In 1938 a new Post Office was built on Newberry Street at Park. In 1964 it was enlarged and remodeled. During the depression, artists from the Works Progress Administration were sent around the country to paint murals in post office lobbies. Wayne’s mural, which disappeared with the remodeling, was a pastoral scene with cows grazing behind a fence and a train with a steam locomotive pulling a train across the countryside. In later years, huge moose and elk heads adorned the walls of the lobby.
This post office building still stands today and is in use even though all mail is sent to the Westland post office for processing. A “ For Sale” sign stands out front of the building. The US Postal System has had to downsize dramatically over the last few years as the competition from iPhones, internet and email has drastically cut into its budget. Technology today is changing the way we communicate with each other and the way we do business. Online banking, shopping, bill paying, business transactions and more is making mail delivery almost obsolete. The USPS is planning major cuts, including Saturday mail delivery, to prevent projected billions of dollars lost over the next decade. It is the first time in USPS history that a lack of mail has been cause for major concern.

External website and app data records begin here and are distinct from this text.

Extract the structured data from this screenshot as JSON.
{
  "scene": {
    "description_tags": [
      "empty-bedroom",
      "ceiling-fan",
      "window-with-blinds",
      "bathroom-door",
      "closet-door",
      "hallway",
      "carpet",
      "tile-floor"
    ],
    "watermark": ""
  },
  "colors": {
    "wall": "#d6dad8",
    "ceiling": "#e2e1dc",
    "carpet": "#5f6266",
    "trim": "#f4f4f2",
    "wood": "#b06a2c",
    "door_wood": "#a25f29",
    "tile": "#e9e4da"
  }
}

While we still enjoy the convenience of having our own post office in downtown Wayne, one wonders what will happen to this seventy nine year old landmark in our community in the future. You don’t have to look far to find one answer. In downtown Plymouth, their beautiful old post office building was closed and a smaller, more modern one built across the street. The large old building could not be justified with the great reduction of mail and package business. The building was purchased by Westborn Market of Dearborn and turned into a beautiful and unique high end grocery store. If you haven’t visited there, you are in for a treat. It houses not only beautiful fruits and vegetables but a deli, fresh meat and seafood counters, cheeses, a wonderful bakery, prepared foods including meats, casseroles, salads, vegetables and soups and so much more. You can shop for ready made dinner items or foods to prepare at home. You can purchase prepared foods by weight and eat your lunch or dinner on site. They offer a sitting area with tables at the front entrance where you can view the historical mural on the wall or read the history of the building. If the weather is agreeable, you can eat outside on their patio. The basement is converted into a beer and wine shop and houses the kitchen and ovens where all of the food is prepared and cooked or baked on site. Huge glass windows allow shoppers to view the process. All in all, a wonderful way to make good use of a beautiful historic building in a downtown community. We hear about and see many other possibilities in surrounding communities for our old buildings. Wayne’s Post Office is in a prime location for someone with a plan! As technology changes the way we live today, let’s hope we can make it work in conjunction with our past!